## TASK ITEM
In the data below, find each line carrying the string "label" and copy it out.

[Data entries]
#####

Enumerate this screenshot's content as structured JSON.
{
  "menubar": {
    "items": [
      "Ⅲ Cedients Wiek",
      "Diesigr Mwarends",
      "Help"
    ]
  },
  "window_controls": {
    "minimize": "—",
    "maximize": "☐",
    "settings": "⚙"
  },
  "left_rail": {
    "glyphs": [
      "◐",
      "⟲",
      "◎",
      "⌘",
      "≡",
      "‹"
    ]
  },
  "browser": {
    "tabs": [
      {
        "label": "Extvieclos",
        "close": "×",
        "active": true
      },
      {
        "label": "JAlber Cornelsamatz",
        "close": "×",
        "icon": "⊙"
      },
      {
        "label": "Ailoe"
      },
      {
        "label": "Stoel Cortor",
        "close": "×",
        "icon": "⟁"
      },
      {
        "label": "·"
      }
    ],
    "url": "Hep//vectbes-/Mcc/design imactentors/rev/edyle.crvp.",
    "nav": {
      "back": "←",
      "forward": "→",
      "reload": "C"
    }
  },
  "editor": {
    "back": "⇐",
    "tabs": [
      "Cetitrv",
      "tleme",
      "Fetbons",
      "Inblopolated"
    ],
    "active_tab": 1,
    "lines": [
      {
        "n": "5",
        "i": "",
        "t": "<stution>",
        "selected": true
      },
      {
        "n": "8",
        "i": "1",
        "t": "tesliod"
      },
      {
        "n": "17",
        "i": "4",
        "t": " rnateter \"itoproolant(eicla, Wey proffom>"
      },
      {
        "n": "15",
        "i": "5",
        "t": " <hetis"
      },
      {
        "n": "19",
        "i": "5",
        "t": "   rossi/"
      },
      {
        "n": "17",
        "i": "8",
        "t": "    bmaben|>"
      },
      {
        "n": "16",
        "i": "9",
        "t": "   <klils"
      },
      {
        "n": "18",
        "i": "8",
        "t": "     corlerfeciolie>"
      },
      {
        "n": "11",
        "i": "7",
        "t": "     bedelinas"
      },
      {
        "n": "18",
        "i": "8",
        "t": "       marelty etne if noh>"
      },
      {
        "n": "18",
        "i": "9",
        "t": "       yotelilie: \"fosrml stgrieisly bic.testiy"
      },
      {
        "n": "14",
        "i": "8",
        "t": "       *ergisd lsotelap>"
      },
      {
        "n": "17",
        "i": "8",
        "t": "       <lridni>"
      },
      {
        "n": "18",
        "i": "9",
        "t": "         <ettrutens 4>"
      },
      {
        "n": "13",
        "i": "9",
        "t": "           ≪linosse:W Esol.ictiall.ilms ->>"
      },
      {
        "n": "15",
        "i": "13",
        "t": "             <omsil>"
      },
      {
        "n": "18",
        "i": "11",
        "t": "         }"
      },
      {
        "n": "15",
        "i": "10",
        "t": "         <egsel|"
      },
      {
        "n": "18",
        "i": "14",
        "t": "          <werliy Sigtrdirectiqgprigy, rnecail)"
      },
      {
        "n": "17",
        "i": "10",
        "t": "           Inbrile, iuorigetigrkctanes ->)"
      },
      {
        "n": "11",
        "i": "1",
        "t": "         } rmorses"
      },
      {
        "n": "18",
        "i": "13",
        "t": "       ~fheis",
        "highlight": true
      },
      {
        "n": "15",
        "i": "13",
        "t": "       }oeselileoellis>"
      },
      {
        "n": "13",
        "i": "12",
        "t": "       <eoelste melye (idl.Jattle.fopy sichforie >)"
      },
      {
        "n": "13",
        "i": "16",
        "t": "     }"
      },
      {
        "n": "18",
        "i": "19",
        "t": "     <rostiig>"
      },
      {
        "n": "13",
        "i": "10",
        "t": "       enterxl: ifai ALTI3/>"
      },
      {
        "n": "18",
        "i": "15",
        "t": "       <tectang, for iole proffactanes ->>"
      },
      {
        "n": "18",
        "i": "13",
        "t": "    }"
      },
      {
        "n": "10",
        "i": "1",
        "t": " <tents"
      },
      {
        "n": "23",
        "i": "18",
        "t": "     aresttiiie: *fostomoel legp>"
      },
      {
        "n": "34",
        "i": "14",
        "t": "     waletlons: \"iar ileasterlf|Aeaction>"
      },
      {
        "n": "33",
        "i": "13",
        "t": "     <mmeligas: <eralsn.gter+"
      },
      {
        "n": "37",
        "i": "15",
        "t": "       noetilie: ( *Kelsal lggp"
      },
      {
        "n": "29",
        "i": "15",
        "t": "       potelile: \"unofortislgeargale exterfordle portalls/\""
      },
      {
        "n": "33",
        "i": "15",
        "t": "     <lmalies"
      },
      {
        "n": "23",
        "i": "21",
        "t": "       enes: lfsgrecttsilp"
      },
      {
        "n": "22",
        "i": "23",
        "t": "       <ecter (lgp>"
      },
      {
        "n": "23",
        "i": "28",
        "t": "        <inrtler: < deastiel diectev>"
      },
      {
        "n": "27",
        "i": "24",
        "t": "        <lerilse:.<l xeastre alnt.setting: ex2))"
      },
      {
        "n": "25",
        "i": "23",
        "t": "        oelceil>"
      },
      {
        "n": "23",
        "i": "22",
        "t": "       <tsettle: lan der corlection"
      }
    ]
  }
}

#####

## TASK SOLUTION
        "label": "Extvieclos",
        "label": "JAlber Cornelsamatz",
        "label": "Ailoe"
        "label": "Stoel Cortor",
        "label": "·"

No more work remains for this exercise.